All the items on the site of the Nazi death camp, which includes the electric fence, are property of the Auschwitz State Museum, which is on UNESCO’s World Heritage list.
Auschwitz I was surrounded by double barbed wire electric fences and nine watch towers. One hopes that the trial would discover what possessed the two middle-aged Belgians to desire to take home some of it.
Last time someone tried to make off with an Auschwitz memorabilia was back in 2009, when a Swedish neo-Nazi, Anders Hogstrom, 34, stole the camp’s notoriously ironic “Arbeit Macht Frei” (Work Sets You Free) sign above the main gate. He was the mastermind of a gang of five Poles who planned to ship the sign to Sweden to be sold. Hogstrom received two years and eight months behind bars, time enough to contemplate the value of freedom.
The expression “Arbeit Macht Frei” comes from the title of a novel by German philologist Lorenz Diefenbach, Arbeit macht frei: Erzählung (story) von Lorenz Diefenbach (1873), in which gamblers and con men find the path to virtue through labor. The phrase was also used in French (“le travail rend libre!”) by Auguste Forel, a Swiss entomologist, neuroanatomist and psychiatrist, in his “Fourmis de la Suisse” “Ants of Switzerland” (1920). In 1922, the Deutsche Schulverein of Vienna, an ethnic nationalist “protective” organization of German citizens of the Austrian empire, printed membership stamps with the phrase Arbeit macht frei.

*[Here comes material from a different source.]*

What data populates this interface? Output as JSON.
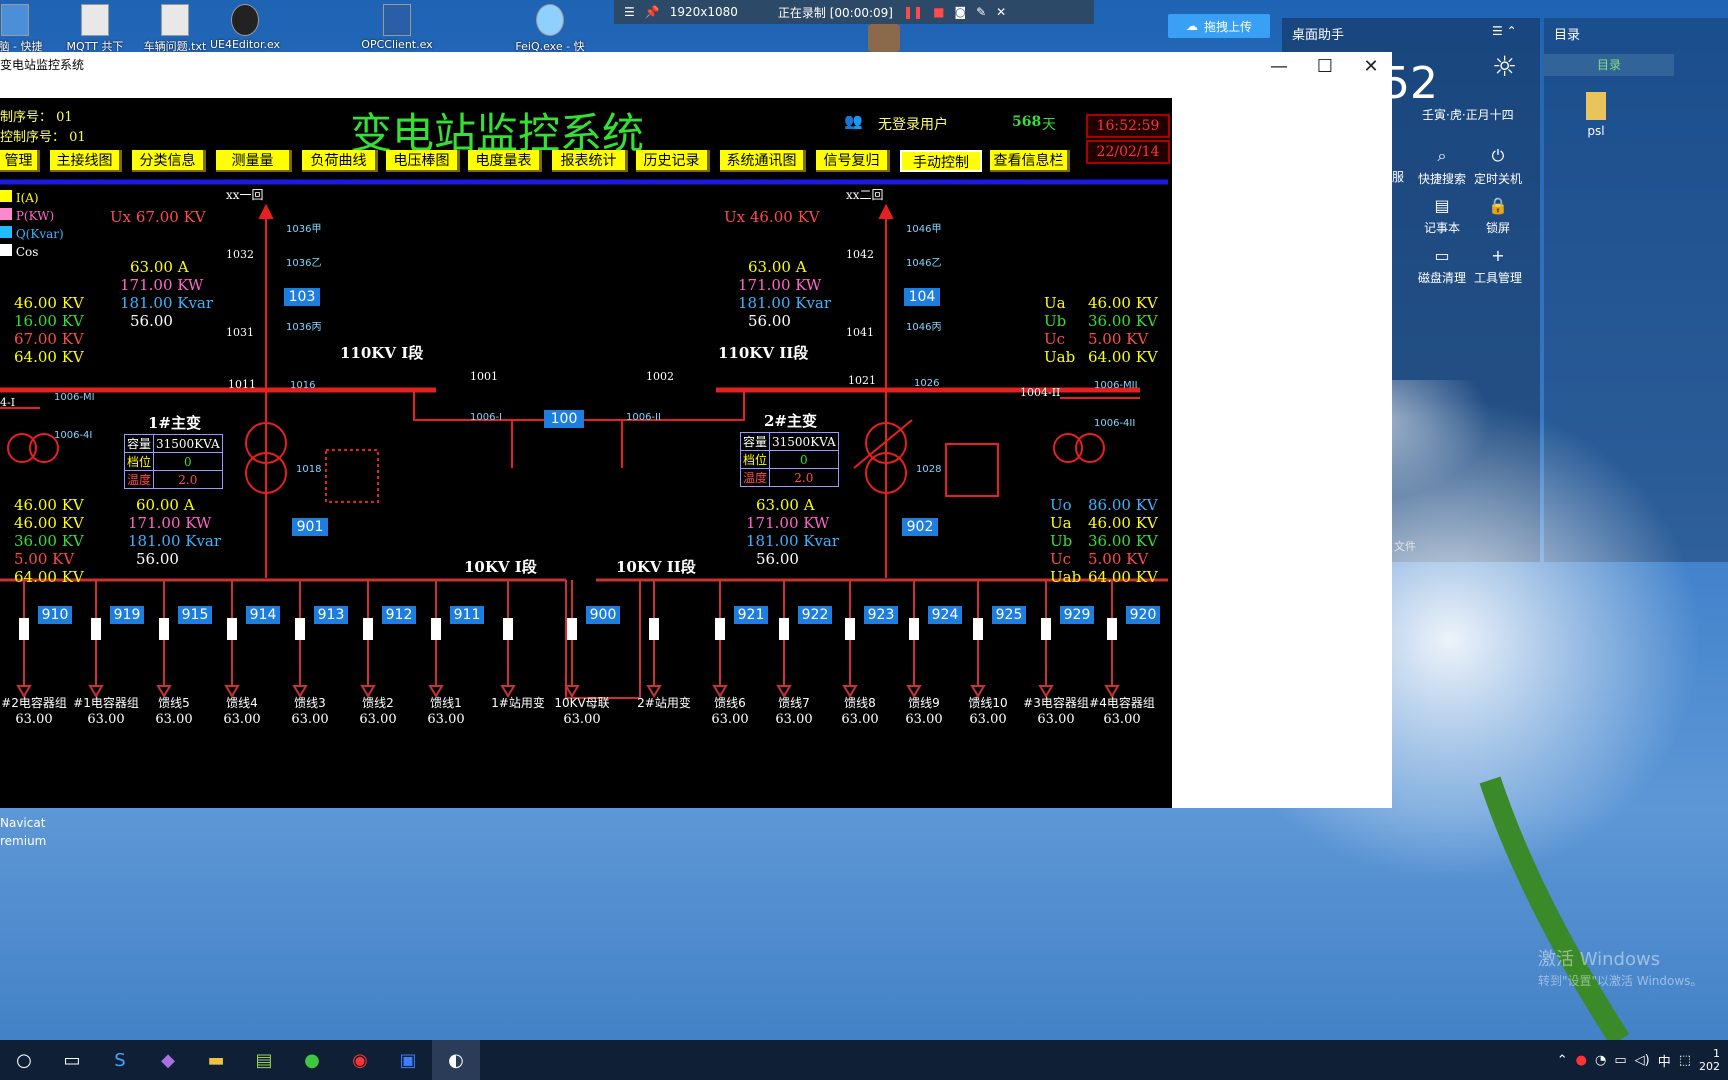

The slogan was first ordered placed above the entrance to concentration camps by SS General Theodor Eicke, inspector of concentration camps and second commandant of Dachau Concentration Camp. The slogan was first used over the gate of a “wild camp” in the city of Oranienburg (later rebuilt in 1936 as Sachsenhausen), which was set up in an abandoned brewery in March 1933.

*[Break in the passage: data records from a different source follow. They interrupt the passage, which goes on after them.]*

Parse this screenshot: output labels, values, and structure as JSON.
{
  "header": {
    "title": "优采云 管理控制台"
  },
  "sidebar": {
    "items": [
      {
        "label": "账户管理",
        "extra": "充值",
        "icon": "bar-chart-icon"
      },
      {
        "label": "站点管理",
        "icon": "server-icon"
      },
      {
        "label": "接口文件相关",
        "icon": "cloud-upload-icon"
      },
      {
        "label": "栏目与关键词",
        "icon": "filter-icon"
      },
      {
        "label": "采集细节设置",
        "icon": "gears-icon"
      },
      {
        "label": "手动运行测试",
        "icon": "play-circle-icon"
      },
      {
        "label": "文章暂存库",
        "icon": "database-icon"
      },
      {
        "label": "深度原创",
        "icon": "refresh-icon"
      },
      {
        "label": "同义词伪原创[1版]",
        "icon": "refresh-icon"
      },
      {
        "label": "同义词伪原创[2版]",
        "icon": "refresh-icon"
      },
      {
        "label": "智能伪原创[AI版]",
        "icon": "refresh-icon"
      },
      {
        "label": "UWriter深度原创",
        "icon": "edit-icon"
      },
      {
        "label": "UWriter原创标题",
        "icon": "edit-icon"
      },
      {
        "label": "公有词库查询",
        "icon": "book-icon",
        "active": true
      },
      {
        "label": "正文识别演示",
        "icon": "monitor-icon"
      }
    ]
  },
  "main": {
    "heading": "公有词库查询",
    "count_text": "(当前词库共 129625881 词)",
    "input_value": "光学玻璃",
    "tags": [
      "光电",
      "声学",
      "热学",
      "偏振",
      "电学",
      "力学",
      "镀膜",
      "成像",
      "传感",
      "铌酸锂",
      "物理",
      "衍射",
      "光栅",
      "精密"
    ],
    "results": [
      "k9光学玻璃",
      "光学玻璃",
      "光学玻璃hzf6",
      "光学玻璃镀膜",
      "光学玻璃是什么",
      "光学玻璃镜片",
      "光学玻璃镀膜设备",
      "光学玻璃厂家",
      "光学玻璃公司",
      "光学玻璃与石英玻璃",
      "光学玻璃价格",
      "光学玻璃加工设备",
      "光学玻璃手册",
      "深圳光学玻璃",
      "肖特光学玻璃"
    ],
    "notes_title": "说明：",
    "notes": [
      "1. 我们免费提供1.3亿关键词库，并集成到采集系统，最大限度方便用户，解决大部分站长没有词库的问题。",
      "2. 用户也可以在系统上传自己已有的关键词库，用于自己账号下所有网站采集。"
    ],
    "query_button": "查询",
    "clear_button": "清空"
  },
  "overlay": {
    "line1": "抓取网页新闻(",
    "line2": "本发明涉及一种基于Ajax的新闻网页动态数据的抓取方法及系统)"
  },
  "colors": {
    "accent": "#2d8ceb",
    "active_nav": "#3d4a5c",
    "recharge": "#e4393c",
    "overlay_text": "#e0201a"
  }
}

In The Kingdom of Auschwitz, Otto Friedrich wrote about Rudolf Höss, regarding his decision to display the slogan at the entrance to Auschwitz: “He seems not to have intended it as a mockery, nor even to have intended it literally, as a false promise that those who worked to exhaustion would eventually be released, but rather as a kind of mystical declaration that self-sacrifice in the form of endless labor does in itself bring a kind of spiritual freedom.”